At the start of the second lap of Saturday’s Aintree Grand National, the remaining runners and riders were instructed by an on-course steward to go around, rather than over, the first fence. If you had just tuned in, you would not have known why. If you had watched from the start, you would have seen that the first time the horses went over the fence, a runner at the back of the field took a nasty fall onto its head, and seemed to lay motionless. That horse was called Hill Sixteen, and, we later learned, it had broken its neck and was lying paralysed. The field avoided that fence on the second go around because of the screens that had been set up around Hill Sixteen, to allow the vets to put it out of its misery. Hill Sixteen was the third and final horse to die at the Aintree meeting.
After the event, the owners of the dead horse were very clear about who was to blame:
Jimmy Fyffe, who owned the Sandy Thomson-trained Hill Sixteen, said the actions of animal rights activists which resulted in the race starting 14 minutes late “didn’t help” the horses ahead of the race.
Hill Sixteen died when he was fatally injured when coming down at the first fence in the £1million race for which he was an 80-1 outsider. An hour after the race Fyffe, who is also a director of Dundee United football club, was in the Aintree winners enclosure when another horse he owned, Florida Dreams, won the last race of the meeting, a Grade 2 bumper.
Asked if the animal rights protestors actions had affected the horses, Fyffe said: “Possibly. It didn’t help with all the protestors and the horses walking about for a lengthy time and then going back to the stables and then coming back here. It wasn’t good for the horses whatsoever. It’s happened and it’s not a good thing.”
To be fair to the protestors who delayed the start of the race, this explanation doesn’t really stand up. First, it does not explain the two other equine fatalities this week, or the dozen or so horses who left Aintree with life-threatening injuries.
Second, since there’s always room for some nuance, it must be said that the Grand National itself is an almost uniquely cruel and dangerous race: Forty fences, all of them very high, over the course of four full miles. In warm weather. The sight of surviving horses being doused with buckets of iced water at the finish line to stop them collapsing from heat exhaustion is an admission that the race pushes animals – who cannot by definition consent – to the very brink of their ability to survive.
Third, jump racing – where the horses jump fences like this – is especially dangerous for the animals. A study by the University of Melbourne found that horses are 18.9 times more likely to suffer a fatal injury over fences than they are to suffer in a flat race. This is not surprising, and is somewhat intuitive, but the figures are still somewhat startling. The argument that jump racing is a tradition doesn’t particularly stand up: Dog fighting and fox hunting were traditions not that long ago, either.
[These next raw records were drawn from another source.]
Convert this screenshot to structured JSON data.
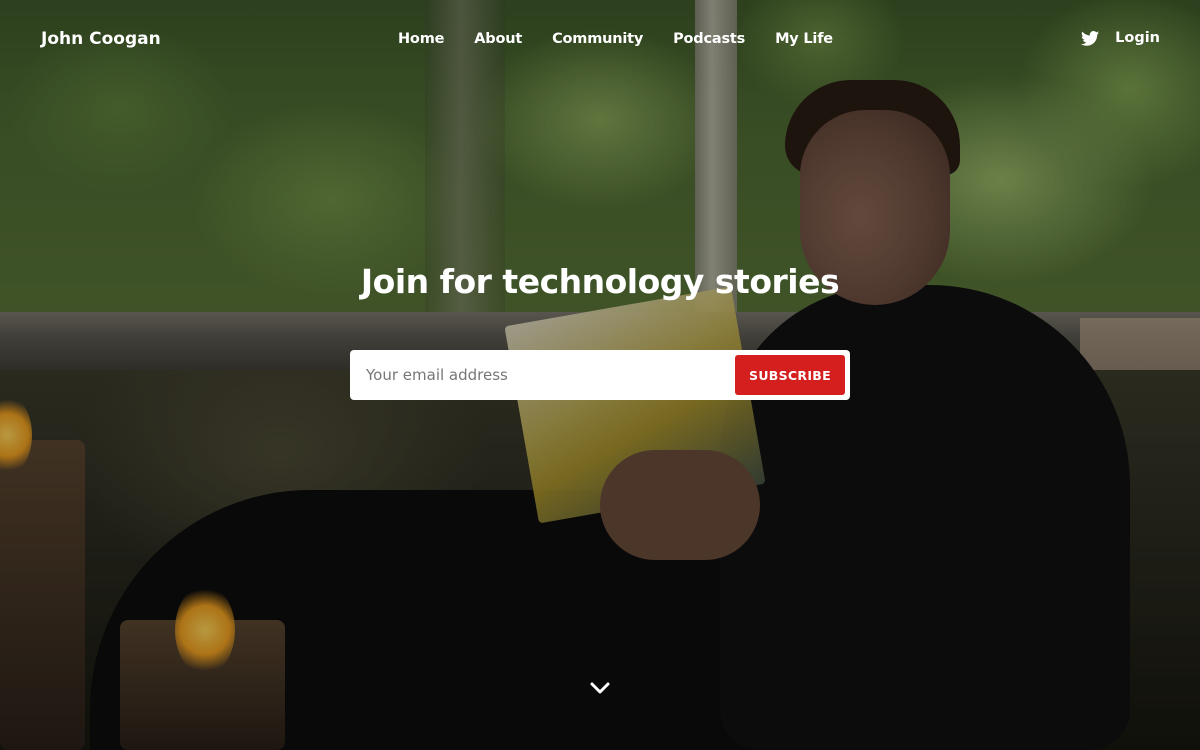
{
  "nav": {
    "brand": "John Coogan",
    "items": [
      {
        "label": "Home"
      },
      {
        "label": "About"
      },
      {
        "label": "Community"
      },
      {
        "label": "Podcasts"
      },
      {
        "label": "My Life"
      }
    ],
    "twitter_icon": "twitter-icon",
    "login_label": "Login"
  },
  "hero": {
    "headline": "Join for technology stories",
    "email_placeholder": "Your email address",
    "subscribe_label": "SUBSCRIBE",
    "scroll_icon": "chevron-down-icon"
  },
  "colors": {
    "accent": "#d51f1f",
    "text": "#ffffff"
  }
}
Hill Sixteen this morning in his paddock before Grand National He was shot this afternoon following unrecoverable injuries on the race course. This cruel race should end #GrandNational pic.twitter.com/c3IzWpDrem
— dominic dyer (@domdyer70) April 15, 2023
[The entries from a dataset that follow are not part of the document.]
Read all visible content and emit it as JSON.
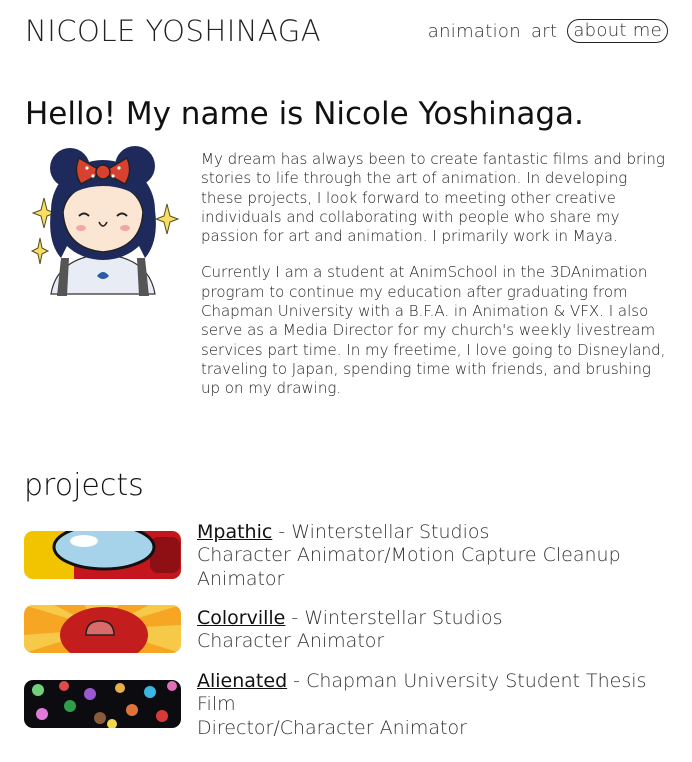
{
  "header": {
    "site_title": "NICOLE YOSHINAGA",
    "nav": [
      {
        "label": "animation",
        "active": false
      },
      {
        "label": "art",
        "active": false
      },
      {
        "label": "about me",
        "active": true
      }
    ]
  },
  "about": {
    "heading": "Hello! My name is Nicole Yoshinaga.",
    "paragraphs": [
      "My dream has always been to create fantastic films and bring stories to life through the art of animation. In developing these projects, I look forward to meeting other creative individuals and collaborating with people who share my passion for art and animation. I primarily work in Maya.",
      "Currently I am a student at AnimSchool in the 3DAnimation program to continue my education after graduating from Chapman University with a B.F.A. in Animation & VFX. I also serve as a Media Director for my church's weekly livestream services part time. In my freetime, I love going to Disneyland, traveling to Japan, spending time with friends, and brushing up on my drawing."
    ]
  },
  "projects": {
    "heading": "projects",
    "items": [
      {
        "title": "Mpathic",
        "studio": " - Winterstellar Studios",
        "role": "Character Animator/Motion Capture Cleanup Animator"
      },
      {
        "title": "Colorville",
        "studio": " - Winterstellar Studios",
        "role": "Character Animator"
      },
      {
        "title": "Alienated",
        "studio": " - Chapman University Student Thesis Film",
        "role": "Director/Character Animator"
      }
    ]
  },
  "colors": {
    "accent": "#111111",
    "bow": "#d9412f",
    "hair": "#1f2a5c"
  }
}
In the long term, I think this is an argument that the animal rights activists who interrupted the race will win. And in the spirit of being honest, I think it an argument that they probably should win, though few enough of them seem open to the reality that winning the argument almost certainly means fewer horses, not more.
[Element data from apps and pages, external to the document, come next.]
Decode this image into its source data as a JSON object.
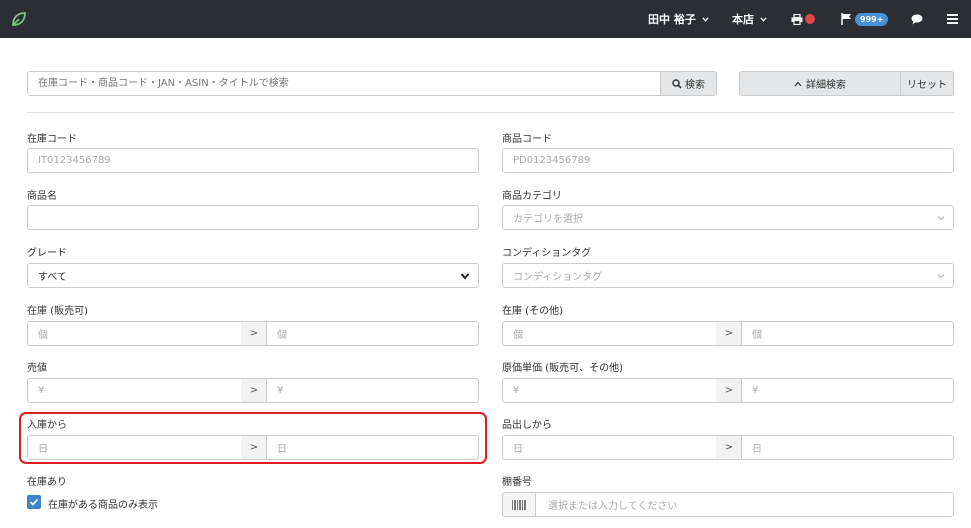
{
  "header": {
    "user_name": "田中 裕子",
    "store_name": "本店",
    "notification_count": "999+"
  },
  "search": {
    "placeholder": "在庫コード・商品コード・JAN・ASIN・タイトルで検索",
    "search_label": "検索",
    "advanced_label": "詳細検索",
    "reset_label": "リセット"
  },
  "form": {
    "stock_code": {
      "label": "在庫コード",
      "placeholder": "IT0123456789"
    },
    "product_code": {
      "label": "商品コード",
      "placeholder": "PD0123456789"
    },
    "product_name": {
      "label": "商品名",
      "value": ""
    },
    "product_category": {
      "label": "商品カテゴリ",
      "placeholder": "カテゴリを選択"
    },
    "grade": {
      "label": "グレード",
      "value": "すべて"
    },
    "condition_tag": {
      "label": "コンディションタグ",
      "placeholder": "コンディションタグ"
    },
    "stock_sellable": {
      "label": "在庫 (販売可)",
      "from_placeholder": "個",
      "to_placeholder": "個"
    },
    "stock_other": {
      "label": "在庫 (その他)",
      "from_placeholder": "個",
      "to_placeholder": "個"
    },
    "price": {
      "label": "売値",
      "from_placeholder": "¥",
      "to_placeholder": "¥"
    },
    "unit_cost": {
      "label": "原価単価 (販売可、その他)",
      "from_placeholder": "¥",
      "to_placeholder": "¥"
    },
    "received_since": {
      "label": "入庫から",
      "from_placeholder": "日",
      "to_placeholder": "日"
    },
    "shipped_since": {
      "label": "品出しから",
      "from_placeholder": "日",
      "to_placeholder": "日"
    },
    "in_stock": {
      "label": "在庫あり",
      "checkbox_label": "在庫がある商品のみ表示"
    },
    "shelf_number": {
      "label": "棚番号",
      "placeholder": "選択または入力してください"
    },
    "range_separator": ">"
  },
  "colors": {
    "topbar": "#2b2f33",
    "accent": "#3a86c8",
    "badge": "#4a90d9",
    "alert": "#e54848",
    "highlight": "#e02020"
  }
}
That those who promote and defend the sport know its weakness on this topic is abundantly clear: In the scene that opens this article, with the horses missing the first fence on their second circuit of the racecourse, both the cameramen and the commentators were assiduous about not mentioning the “obstacle” that prevented the horses taking the 21st of their forty jumps. Screens are erected to hide the worst and last moments of a horses’ life from spectators. Presenters do not mention it. Owners scramble, as in this case, to find some blame for the event that isn’t tied to the fact that the horse was put in a dangerous race.
And yet, all of this feels needlessly divisive. There are surely solutions to be found.
In the first instance, these horses have been born, bred, and trained to race. They may not consent to it, but as anyone who has ever observed horses by themselves in a field will know, horses love to run and race. Second, the protestors are absolutists whose methods leave much to be desired: Their interruption may not have been the cause of Hill Sixteen’s death, but they did, without any doubt, stress and upset the horses before a stressful race. Third, there are ways of preserving the spectacle by making it safer and less dangerous: Lower fences, a smaller field of competitors, and a shorter race, would go along way to making aintree less of a horse graveyard.
The Horse Racing industry also needs to come to terms with something: Just saying “it’s tradition” over and over won’t cut it. The foxhunters tried that. Nor should it rely on the idea that the public will ride to its rescue because the public enjoy betting and enjoy the spectacle: You can bet just as easily on a flat race, or a motor race, as on the Grand National.
Public concern about animal welfare is growing, which is a good thing. But that does mean that if racing promoters don’t make changes to ensure that there are fewer Hill Sixteens, and fewer scenes of steaming horses being doused in ice to keep them alive, then there’ll come a day when some Government decides there’s more votes in banning the Grand National than there are in defending it. It’s not a matter of if, but when.